This is great for our case, as we can run Molecule from one container and have them executed in another, just like the real thing.
It also solves the issue discussed in the previous paragraph, as the Docker image in the service runs just like we intended with Systemd as the first process.

So, what does the pipeline look like?

Here is a simplified version of the .gitlab.ci file we use to test the Redis install and configuration role in a Debian container.

---
stages:
  - test

.test-debian:
  image:
    name: molecule-ci:latest-debian
  services:
    - name: molecule-ci:latest-debian
      alias: debian-service
  tags:
    - docker
    - docker-runner

test-debian:
  extends: .test-debian
  stage: test
  before_script:
    - echo "$SSH_PRIVATE_KEY" > /root/.ssh/id_ecdsa
    - chmod 600 /root/.ssh/id_ecdsa
    - echo "Host *\n\tStrictHostKeyChecking no" >> ~/.ssh/config
  script:
    - ANSIBLE_ROLES_PATH=/builds/sysbee/ansible/roles/ molecule test --all

We’re running the test in the same custom image as our service container.

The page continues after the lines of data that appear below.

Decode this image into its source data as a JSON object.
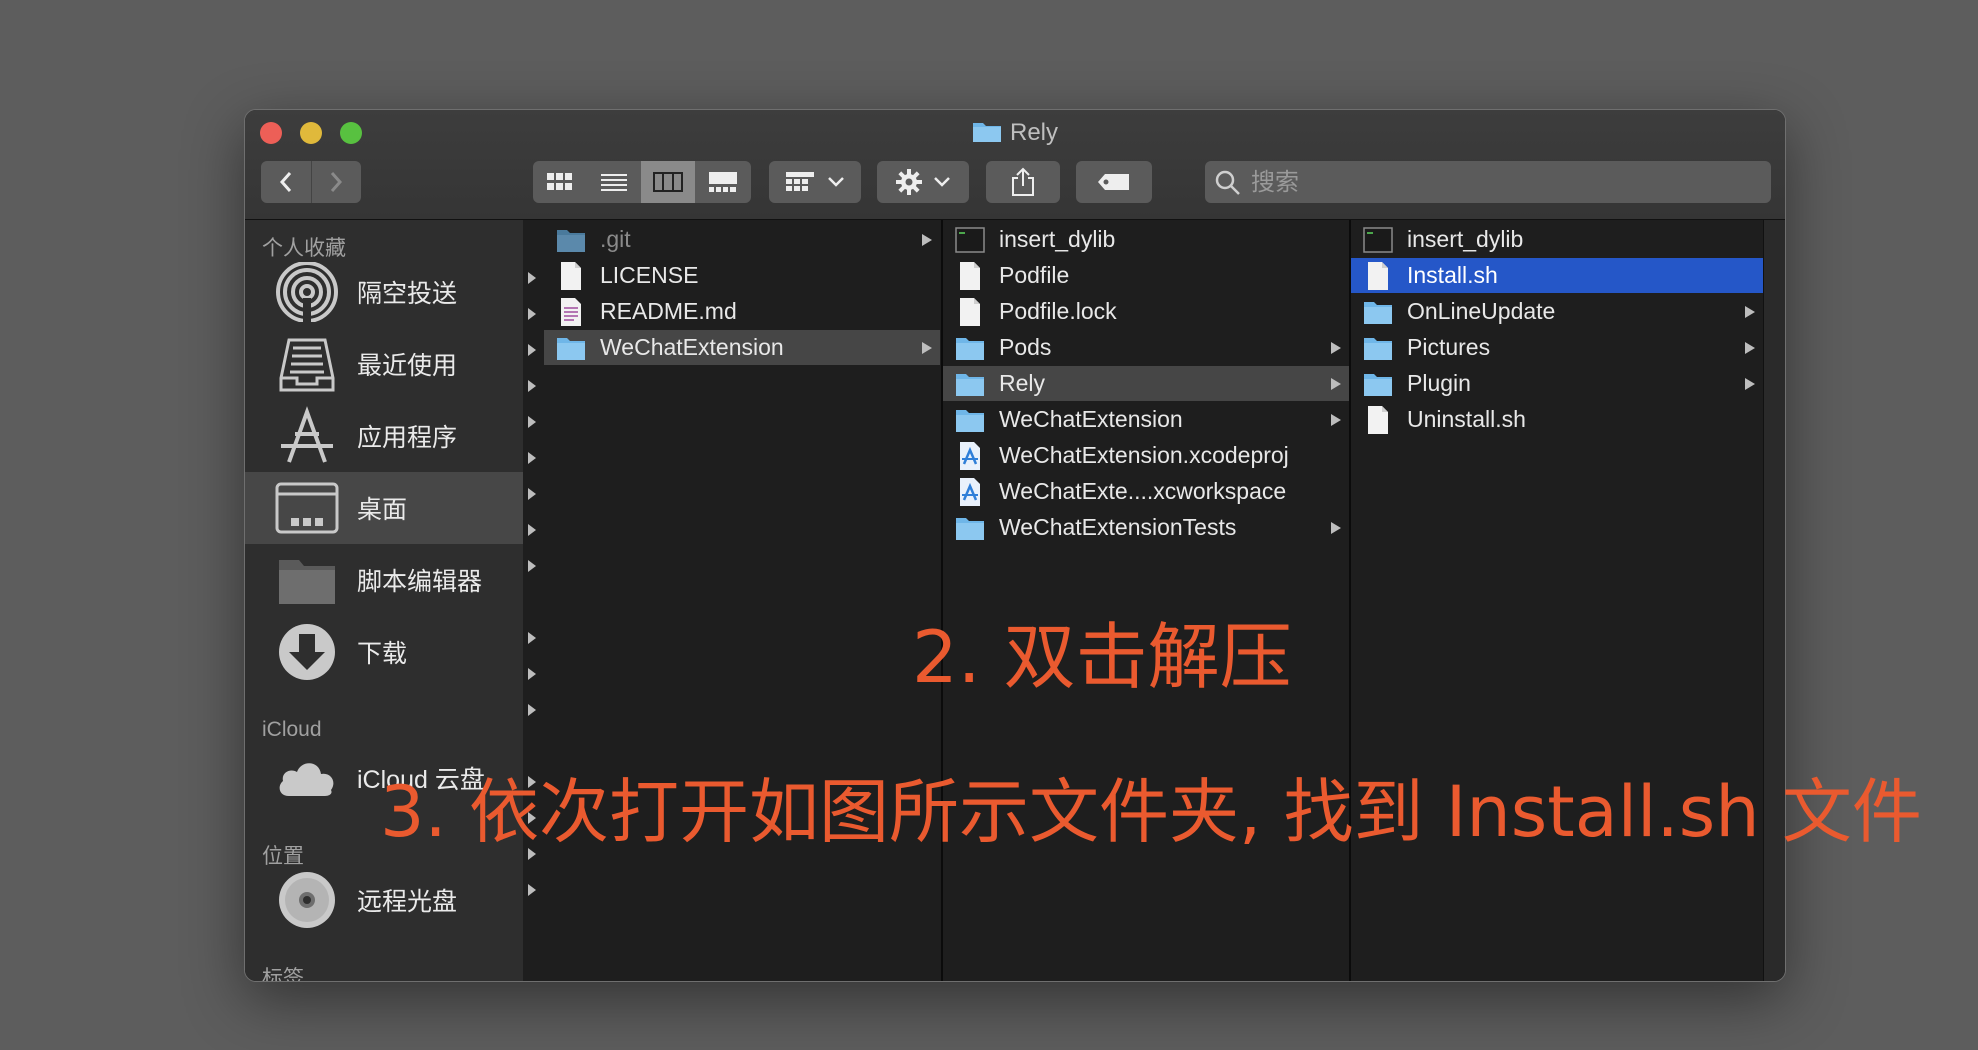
{
  "window": {
    "title": "Rely"
  },
  "toolbar": {
    "back": "back",
    "forward": "forward",
    "views": [
      "icon-view",
      "list-view",
      "column-view",
      "gallery-view"
    ],
    "group": "group-by",
    "action": "action",
    "share": "share",
    "tag": "tag"
  },
  "search": {
    "placeholder": "搜索"
  },
  "sidebar": {
    "sections": [
      "个人收藏",
      "iCloud",
      "位置",
      "标签"
    ],
    "favorites": [
      "隔空投送",
      "最近使用",
      "应用程序",
      "桌面",
      "脚本编辑器",
      "下载"
    ],
    "icloud": [
      "iCloud 云盘"
    ],
    "locations": [
      "远程光盘"
    ]
  },
  "columns": [
    {
      "items": [
        ".git",
        "LICENSE",
        "README.md",
        "WeChatExtension"
      ]
    },
    {
      "items": [
        "insert_dylib",
        "Podfile",
        "Podfile.lock",
        "Pods",
        "Rely",
        "WeChatExtension",
        "WeChatExtension.xcodeproj",
        "WeChatExte....xcworkspace",
        "WeChatExtensionTests"
      ]
    },
    {
      "items": [
        "insert_dylib",
        "Install.sh",
        "OnLineUpdate",
        "Pictures",
        "Plugin",
        "Uninstall.sh"
      ]
    }
  ],
  "annotations": {
    "step2": "2. 双击解压",
    "step3": "3. 依次打开如图所示文件夹, 找到 Install.sh 文件"
  },
  "colors": {
    "accent": "#2557c8",
    "annotation": "#ea5a2f",
    "folder": "#6fb6e8"
  }
}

This is an arbitrary choice, as long as your container can run ansible you should be fine.
A thing I would suggest is to alias the service you’re using. You can then use the alias name for your Molecule test.

To connect to our service container, we’re going to use SSH. For that reason, in the before script section of our job we’re importing the private key that matches the public key we have embedded in the service container.

Finally, we run out tests with molecule.

Test modifications

There was some modification needed for our test, as the default Molecule configuration would not work.
First of all,  we need to modify the molecule.yml file

-
dependency:
  name: galaxy
driver:
  name: delegated
platforms:
  - name: instance
provisioner:
  name: ansible
  inventory:
    links:
      hosts: inventory.ini
verifier:
  name: ansible

We have set the driver to delegated and added an inventory section that will be used by Ansible.
The inventory.ini file mentioned in the config, is your classic Ansible inventory file

[all]
debian-service

and lastly, we need to modify our playbooks to target the debian-service

---
- name: Converge
  hosts: debian-service
  roles:
    - role: redis

And that’s pretty much what’s needed to run the tests in GitLab CI.

Wrapping things up

Tests are an integral part of any development process, and with tools like molecule, they are easy to integrate into your workflow.
Whether you run your tests locally or in a CI environment, Molecule is here to make the whole process easier.
We started using Molecule recently and if you’ve been using it and don’t mind sharing your thoughts, feel free to drop us a comment.

Share this post